John posed the question ``what is money?'' He feels that electronic commerce is ready, or nearly so, from a technical standpoint, but that there has been insufficient consideration of what will ``back'' digital currency. He listed five properties of electronic markets (attributed to J. Yannis Bakos). One: the cost of communicating products and prices is lower. Two: the benefits of participation increase with the number of participants. Three: there are substantial initial switching costs. Four: they require large investments and benefit greatly from economies of scale. Five: potential participants are faced with uncertainties regarding the benefits.
He argues that given the importance of telecommunication for electronic markets, the market financial service providers will demand significant control over the telecommunications infrastructure and capacity. There are three types of money: the inherently valuable, that which has been directly backed by something inherently valuable, and money which has no direct value. Digital money is clearly not the first, and it is unlikely that states will initially give it the authority needed for the third, so what will back digital money? John suggested telecommunications bandwidth as a possibility. This concept raises many unaddressed issues. He detailed FLAG (Fibre-optic Link Around the Globe) as an example of the broadening connection between commerce and telecommunications.

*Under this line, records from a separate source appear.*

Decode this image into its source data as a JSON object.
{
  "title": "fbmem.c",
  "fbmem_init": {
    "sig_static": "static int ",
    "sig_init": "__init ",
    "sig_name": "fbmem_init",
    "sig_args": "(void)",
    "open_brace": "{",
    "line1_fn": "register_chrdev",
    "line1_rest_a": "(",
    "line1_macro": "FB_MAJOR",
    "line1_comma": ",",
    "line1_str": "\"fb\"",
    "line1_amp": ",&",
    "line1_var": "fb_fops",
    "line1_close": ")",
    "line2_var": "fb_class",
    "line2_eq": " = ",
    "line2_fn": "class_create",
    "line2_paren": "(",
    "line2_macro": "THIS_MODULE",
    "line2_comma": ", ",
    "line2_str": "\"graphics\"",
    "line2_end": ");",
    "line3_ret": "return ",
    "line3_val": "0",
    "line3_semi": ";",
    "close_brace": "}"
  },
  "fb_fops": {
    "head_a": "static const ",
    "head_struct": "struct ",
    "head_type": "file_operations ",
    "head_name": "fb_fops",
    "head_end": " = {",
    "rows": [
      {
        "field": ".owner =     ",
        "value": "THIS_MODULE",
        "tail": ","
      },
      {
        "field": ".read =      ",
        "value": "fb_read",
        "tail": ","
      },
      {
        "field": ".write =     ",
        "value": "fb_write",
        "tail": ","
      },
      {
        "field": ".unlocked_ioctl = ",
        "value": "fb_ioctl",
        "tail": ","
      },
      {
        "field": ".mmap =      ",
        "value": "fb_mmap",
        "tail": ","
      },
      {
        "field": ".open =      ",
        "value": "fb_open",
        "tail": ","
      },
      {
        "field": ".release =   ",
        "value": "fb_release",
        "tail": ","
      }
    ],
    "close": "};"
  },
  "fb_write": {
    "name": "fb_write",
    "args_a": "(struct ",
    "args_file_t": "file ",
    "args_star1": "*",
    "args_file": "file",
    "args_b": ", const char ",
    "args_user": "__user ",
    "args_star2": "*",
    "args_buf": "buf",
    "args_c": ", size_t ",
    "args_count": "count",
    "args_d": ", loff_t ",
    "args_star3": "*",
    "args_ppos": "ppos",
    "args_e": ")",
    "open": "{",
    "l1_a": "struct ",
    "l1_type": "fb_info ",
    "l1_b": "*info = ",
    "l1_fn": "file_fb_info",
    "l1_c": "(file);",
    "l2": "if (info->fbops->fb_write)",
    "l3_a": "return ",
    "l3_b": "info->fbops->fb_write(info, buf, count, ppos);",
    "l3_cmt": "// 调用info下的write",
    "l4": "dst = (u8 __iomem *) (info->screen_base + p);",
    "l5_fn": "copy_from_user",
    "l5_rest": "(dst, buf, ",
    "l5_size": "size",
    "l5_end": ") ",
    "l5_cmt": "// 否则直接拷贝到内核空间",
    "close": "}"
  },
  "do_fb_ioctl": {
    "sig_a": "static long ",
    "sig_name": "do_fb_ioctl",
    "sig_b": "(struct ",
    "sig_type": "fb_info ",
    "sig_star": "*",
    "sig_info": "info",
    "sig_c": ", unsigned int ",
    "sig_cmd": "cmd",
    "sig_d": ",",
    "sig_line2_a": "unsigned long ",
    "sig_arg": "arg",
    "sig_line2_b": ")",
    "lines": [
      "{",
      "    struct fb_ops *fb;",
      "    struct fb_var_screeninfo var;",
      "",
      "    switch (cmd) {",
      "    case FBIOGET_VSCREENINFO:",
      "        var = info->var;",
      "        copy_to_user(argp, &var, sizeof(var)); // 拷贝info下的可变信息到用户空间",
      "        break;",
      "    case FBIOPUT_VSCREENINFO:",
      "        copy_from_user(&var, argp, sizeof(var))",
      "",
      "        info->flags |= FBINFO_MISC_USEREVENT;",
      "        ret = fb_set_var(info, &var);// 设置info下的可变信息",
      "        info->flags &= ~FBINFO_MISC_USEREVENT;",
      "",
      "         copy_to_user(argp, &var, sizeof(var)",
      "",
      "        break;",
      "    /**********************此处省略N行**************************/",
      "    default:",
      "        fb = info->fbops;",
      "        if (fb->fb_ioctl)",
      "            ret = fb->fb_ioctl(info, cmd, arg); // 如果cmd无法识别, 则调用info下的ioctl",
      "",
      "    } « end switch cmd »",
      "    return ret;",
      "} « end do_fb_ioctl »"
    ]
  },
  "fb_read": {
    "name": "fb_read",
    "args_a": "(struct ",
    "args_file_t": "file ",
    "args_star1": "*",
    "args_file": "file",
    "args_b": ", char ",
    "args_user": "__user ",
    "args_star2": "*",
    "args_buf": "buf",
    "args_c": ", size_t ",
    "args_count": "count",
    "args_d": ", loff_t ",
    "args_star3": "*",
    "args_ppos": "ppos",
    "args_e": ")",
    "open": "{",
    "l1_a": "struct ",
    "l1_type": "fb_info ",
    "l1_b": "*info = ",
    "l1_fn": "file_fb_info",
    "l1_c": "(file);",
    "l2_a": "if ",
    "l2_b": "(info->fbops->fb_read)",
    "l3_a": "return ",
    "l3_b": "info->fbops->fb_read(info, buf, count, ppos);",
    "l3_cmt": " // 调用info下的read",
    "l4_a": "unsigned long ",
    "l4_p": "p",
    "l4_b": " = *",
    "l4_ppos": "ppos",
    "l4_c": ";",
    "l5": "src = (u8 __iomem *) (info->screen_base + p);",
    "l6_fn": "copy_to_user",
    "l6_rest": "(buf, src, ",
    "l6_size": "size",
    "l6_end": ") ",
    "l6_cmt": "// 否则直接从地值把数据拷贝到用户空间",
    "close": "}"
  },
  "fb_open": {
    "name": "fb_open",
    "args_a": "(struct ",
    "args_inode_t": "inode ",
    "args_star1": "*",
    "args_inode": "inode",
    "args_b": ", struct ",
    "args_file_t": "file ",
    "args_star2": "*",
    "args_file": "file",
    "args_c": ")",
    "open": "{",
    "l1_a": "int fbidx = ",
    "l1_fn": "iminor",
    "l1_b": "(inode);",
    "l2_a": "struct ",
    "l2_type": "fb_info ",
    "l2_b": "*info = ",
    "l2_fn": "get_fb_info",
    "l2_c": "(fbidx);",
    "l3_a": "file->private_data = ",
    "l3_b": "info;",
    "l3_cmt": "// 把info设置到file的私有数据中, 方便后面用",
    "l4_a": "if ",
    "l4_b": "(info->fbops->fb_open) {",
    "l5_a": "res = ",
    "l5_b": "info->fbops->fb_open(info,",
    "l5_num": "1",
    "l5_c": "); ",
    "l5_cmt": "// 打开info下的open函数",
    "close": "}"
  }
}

FLAG is a telecommunications cable which is principally funded not by telecommunications interests, but by investment houses.
While digital currency is being used on a small scale today, John argues that significant policy issues have been obscured by concern over the technical challenges.